Japan has pressed the EU hard for a formal summit announcement
An EU-Japan summit Saturday seeking to elevate ties between the world\'s third biggest economy and its leading market to a new dimension, looks set to stumble on prickly differences over trade.
struck Japan, struggling to recover from a devastating March tsunami and nuclear meltdown, had pressed the European Union hard for a formal summit announcement of the launch of negotiations towards a free trade deal -- an accord worth tens of billions to either side.
But after months of tough talking heightened by a history of trade friction, officials said no such deal would be formally inked as the two sides scrambled to agree wording of a joint text only 24 hours before the summit start.
\"This summit cannot launch negotiations but it can send a strong political message that we\'re seeking to launch negotiations,\" said an EU diplomat on condition of anonymity.
Along with pledges to take the road to free trade, the summit is expected to address Japan\'s demands to spell out a wide-ranging historic new partnership with the bloc of 27 nations and its half a billion people.
On trade, however, the EU says a mountain of work remains to identify sticking-points and compile a to-do list of issues to overcome before the EU\'s 27 member states will approve official negotiations paving the way to a free trade agreement (FTA) between the two economic giants.
Prompted by Britain, Europe\'s leaders in March called for FTA talks to aid Japan -- but on the proviso Tokyo lift restrictions to trade.

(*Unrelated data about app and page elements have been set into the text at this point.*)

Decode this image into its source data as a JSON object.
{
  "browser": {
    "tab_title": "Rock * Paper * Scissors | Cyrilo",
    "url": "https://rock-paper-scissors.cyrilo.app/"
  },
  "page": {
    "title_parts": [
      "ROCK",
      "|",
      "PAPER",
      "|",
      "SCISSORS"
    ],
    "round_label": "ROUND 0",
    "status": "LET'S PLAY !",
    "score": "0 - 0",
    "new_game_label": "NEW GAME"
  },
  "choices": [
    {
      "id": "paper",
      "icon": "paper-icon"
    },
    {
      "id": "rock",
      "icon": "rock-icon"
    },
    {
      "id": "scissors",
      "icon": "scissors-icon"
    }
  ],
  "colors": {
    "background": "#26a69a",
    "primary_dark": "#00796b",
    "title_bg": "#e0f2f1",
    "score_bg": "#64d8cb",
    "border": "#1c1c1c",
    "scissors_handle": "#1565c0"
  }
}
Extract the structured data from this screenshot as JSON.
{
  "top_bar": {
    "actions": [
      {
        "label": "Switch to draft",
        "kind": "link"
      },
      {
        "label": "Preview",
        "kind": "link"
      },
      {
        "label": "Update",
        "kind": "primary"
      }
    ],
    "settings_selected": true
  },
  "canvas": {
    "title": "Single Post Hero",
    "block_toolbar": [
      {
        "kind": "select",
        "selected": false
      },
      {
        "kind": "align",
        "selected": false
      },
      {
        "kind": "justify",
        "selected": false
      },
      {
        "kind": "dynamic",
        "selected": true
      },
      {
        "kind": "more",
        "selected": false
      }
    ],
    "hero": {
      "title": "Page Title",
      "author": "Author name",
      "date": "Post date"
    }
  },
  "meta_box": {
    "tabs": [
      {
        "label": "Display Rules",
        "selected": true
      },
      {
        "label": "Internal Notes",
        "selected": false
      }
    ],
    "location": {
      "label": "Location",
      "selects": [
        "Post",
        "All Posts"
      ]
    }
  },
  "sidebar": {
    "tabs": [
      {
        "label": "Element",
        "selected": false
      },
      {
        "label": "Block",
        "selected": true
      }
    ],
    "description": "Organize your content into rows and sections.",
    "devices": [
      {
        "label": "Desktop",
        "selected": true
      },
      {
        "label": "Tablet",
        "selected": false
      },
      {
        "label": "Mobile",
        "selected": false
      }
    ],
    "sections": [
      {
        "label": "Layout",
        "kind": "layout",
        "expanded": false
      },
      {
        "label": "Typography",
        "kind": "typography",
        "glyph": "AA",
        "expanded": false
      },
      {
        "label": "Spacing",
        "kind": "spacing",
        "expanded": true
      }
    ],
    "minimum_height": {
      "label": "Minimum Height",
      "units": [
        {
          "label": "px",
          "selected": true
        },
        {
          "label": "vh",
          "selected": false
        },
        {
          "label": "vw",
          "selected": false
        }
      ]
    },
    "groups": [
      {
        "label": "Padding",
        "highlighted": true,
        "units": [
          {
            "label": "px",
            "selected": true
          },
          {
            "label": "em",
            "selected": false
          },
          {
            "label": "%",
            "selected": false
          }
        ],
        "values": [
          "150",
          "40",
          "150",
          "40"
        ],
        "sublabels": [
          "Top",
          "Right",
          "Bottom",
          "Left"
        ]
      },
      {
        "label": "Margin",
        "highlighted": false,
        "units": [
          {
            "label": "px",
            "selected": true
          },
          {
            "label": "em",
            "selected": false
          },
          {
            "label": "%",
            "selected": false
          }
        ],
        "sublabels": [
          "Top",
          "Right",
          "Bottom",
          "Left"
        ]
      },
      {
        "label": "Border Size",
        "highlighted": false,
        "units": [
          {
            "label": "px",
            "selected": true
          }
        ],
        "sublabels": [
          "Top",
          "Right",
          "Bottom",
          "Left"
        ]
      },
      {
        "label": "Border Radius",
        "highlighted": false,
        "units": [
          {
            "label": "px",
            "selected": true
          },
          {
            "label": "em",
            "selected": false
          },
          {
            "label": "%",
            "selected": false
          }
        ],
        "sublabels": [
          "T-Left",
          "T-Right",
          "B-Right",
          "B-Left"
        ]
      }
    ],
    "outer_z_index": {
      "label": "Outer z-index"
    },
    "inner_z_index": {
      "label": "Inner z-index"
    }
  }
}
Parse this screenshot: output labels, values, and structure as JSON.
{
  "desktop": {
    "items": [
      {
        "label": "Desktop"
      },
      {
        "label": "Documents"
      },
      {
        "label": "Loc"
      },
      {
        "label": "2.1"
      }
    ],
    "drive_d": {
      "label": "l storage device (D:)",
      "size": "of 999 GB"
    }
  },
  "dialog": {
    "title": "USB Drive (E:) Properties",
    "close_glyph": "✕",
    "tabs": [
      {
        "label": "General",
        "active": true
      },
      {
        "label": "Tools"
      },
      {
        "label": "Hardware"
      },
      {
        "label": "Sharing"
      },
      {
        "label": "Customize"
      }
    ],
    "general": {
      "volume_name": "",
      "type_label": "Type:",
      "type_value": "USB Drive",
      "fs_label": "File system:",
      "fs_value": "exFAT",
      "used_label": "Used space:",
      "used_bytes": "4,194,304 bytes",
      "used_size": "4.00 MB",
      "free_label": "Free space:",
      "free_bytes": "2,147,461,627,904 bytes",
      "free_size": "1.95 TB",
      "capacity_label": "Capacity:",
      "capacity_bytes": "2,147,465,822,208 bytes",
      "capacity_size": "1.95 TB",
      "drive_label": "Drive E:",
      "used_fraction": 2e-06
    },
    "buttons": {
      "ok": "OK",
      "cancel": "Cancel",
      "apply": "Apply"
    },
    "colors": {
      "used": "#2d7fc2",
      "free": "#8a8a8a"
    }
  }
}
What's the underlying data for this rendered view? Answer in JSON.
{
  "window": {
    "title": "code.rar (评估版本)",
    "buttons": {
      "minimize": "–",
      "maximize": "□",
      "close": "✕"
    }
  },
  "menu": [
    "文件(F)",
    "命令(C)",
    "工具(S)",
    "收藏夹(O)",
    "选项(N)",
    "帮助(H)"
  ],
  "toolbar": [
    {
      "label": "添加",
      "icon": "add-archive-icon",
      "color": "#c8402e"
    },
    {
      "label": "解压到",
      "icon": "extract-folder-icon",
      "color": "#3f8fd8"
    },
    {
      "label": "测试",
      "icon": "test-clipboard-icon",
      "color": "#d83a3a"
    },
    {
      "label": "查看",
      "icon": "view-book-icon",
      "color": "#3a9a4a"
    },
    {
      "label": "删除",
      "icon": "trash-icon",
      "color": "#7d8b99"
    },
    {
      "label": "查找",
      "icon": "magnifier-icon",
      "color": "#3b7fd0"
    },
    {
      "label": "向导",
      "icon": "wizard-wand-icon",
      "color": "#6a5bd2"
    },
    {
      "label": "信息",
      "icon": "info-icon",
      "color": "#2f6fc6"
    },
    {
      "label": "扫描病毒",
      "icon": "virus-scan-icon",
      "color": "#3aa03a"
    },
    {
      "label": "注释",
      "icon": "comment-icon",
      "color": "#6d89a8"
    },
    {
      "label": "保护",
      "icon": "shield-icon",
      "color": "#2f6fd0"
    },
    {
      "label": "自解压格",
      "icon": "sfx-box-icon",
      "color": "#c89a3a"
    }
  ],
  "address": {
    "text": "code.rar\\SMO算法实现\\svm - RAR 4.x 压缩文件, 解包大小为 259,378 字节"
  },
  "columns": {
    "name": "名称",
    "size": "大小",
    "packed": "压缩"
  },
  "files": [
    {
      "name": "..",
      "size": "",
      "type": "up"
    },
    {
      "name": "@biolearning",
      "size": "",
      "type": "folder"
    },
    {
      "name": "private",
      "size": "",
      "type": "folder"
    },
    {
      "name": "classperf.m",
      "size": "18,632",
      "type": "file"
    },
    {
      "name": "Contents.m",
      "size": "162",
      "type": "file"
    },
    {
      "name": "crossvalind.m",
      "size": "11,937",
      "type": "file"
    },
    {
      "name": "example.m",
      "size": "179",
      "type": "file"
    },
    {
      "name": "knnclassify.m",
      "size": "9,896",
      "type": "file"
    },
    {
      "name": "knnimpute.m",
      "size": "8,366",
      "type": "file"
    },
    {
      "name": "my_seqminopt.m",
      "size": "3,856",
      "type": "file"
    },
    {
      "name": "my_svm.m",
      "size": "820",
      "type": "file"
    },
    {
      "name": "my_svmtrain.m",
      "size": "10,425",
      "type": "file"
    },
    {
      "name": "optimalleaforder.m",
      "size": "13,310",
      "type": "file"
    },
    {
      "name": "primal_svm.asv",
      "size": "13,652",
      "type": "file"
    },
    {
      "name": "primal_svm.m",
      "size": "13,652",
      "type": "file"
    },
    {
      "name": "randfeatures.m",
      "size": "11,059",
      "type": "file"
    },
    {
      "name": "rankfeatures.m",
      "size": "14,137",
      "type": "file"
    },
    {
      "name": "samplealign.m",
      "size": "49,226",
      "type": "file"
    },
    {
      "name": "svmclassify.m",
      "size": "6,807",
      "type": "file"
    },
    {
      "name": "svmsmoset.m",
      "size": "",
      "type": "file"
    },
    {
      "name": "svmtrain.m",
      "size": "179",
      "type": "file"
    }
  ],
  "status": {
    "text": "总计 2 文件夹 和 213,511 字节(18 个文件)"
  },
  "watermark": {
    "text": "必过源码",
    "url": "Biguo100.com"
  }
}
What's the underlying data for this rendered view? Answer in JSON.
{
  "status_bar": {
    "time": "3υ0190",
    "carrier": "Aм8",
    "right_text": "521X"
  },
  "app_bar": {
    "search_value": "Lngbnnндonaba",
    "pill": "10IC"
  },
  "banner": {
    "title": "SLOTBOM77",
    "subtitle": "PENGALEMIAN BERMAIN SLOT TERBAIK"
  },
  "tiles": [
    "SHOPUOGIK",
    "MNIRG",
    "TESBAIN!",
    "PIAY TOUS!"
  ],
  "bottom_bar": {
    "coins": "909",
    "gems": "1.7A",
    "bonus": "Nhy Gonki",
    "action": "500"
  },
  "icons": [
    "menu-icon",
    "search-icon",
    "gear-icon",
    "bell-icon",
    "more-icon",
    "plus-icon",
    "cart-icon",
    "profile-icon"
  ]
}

Trade ties consistently favour Japan, with Tokyo\'s better track record \"partly a reflection of continuing market access problems for foreign firms in Japan,\" a European Commission report said this year.
That view is shared by European business leaders.
\"We want to do business with Japan but there must be a clear give and take,\" said a business sector lobbyist who asked not to be identified. \"We want to see clear signs from Japan that it is open to us.\"
Europe notably complains over unfair treatment in government procurement, comparing a 312-billion-euro procurements market (2.5 percent of EU GDP) open to Japanese companies in 2007, to a 22-billion-euro share (0.5 percent of Japan\'s GDP) offered to EU firms.
Even the European Parliament stepped up on the eve of the summit to warn against jumping into bed with Japan.
\"Instead of rushing headlong into new negotiations over a free trade agreement, EU countries should insist on tangible results,\" said Euro-MP, Daniel Caspary, who sits on the assembly\'s trade committee.
The EU\'s signature of an FTA with Asian rival South Korea last year has upped Tokyo\'s insistence on a deal to offset fears that Japan\'s famed electronic appliances and automobiles may lose a competitive edge.
Britain\'s Foreign Secretary William Hague this month touted the prospects of a golden pot. The removal of tariff and non-tariff barriers could deliver over 40 billion euros ($60 billion) of additional European exports to Japan, and more than 50 billion euros of extra exports from Japan to the EU, he said.
The summit is expected to agree in principle to launch the FTA negotiations while continuing to define the issues up for discussion, and pledge to strike a wide-ranging \"binding agreement\" setting in stone the Japan-EU bond of friendship, or \"kizuna.\"
Also expected are agreements to cooperate on nuclear safety, climate change, disaster management and international issues.
\"I would like to reaffirm the EU\'s commitment to a genuine strategic partnership with Japan,\" said EU president Herman Van Rompuy on Friday, recalling the support voiced after Japan\'s earthquake and tsunami.
\"Our commitment is firmly based on broad public support in the EU for closer political and economic ties with Japan, also demonstrated by the overwhelming expressions of support and solidarity after that terrible catastrophe.\"